:: Exercise instructions ::
Print the following entries without any change.

[Data entries]
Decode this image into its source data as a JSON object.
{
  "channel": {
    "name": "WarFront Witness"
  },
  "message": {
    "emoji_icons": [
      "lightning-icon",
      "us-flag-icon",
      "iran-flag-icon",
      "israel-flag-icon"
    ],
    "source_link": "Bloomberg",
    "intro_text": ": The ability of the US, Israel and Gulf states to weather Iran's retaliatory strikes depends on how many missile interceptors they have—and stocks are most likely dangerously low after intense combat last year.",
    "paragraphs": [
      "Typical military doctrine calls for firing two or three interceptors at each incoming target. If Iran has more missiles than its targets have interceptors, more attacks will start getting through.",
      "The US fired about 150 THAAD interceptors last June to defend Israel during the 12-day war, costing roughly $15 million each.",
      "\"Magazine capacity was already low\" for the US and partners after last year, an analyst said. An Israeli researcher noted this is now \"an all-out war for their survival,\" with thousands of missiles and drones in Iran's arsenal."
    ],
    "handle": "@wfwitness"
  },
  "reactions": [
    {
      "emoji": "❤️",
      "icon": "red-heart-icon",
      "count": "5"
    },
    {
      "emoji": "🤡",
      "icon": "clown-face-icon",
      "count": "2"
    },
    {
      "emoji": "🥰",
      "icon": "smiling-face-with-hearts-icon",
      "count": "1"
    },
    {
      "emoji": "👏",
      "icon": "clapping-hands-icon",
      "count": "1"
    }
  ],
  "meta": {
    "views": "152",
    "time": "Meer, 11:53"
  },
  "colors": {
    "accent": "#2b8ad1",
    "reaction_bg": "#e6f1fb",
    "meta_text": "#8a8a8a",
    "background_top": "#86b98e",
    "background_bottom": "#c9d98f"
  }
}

:: Solution ::
Decode this image into its source data as a JSON object.
{
  "channel": {
    "name": "WarFront Witness"
  },
  "message": {
    "emoji_icons": [
      "lightning-icon",
      "us-flag-icon",
      "iran-flag-icon",
      "israel-flag-icon"
    ],
    "source_link": "Bloomberg",
    "intro_text": ": The ability of the US, Israel and Gulf states to weather Iran's retaliatory strikes depends on how many missile interceptors they have—and stocks are most likely dangerously low after intense combat last year.",
    "paragraphs": [
      "Typical military doctrine calls for firing two or three interceptors at each incoming target. If Iran has more missiles than its targets have interceptors, more attacks will start getting through.",
      "The US fired about 150 THAAD interceptors last June to defend Israel during the 12-day war, costing roughly $15 million each.",
      "\"Magazine capacity was already low\" for the US and partners after last year, an analyst said. An Israeli researcher noted this is now \"an all-out war for their survival,\" with thousands of missiles and drones in Iran's arsenal."
    ],
    "handle": "@wfwitness"
  },
  "reactions": [
    {
      "emoji": "❤️",
      "icon": "red-heart-icon",
      "count": "5"
    },
    {
      "emoji": "🤡",
      "icon": "clown-face-icon",
      "count": "2"
    },
    {
      "emoji": "🥰",
      "icon": "smiling-face-with-hearts-icon",
      "count": "1"
    },
    {
      "emoji": "👏",
      "icon": "clapping-hands-icon",
      "count": "1"
    }
  ],
  "meta": {
    "views": "152",
    "time": "Meer, 11:53"
  },
  "colors": {
    "accent": "#2b8ad1",
    "reaction_bg": "#e6f1fb",
    "meta_text": "#8a8a8a",
    "background_top": "#86b98e",
    "background_bottom": "#c9d98f"
  }
}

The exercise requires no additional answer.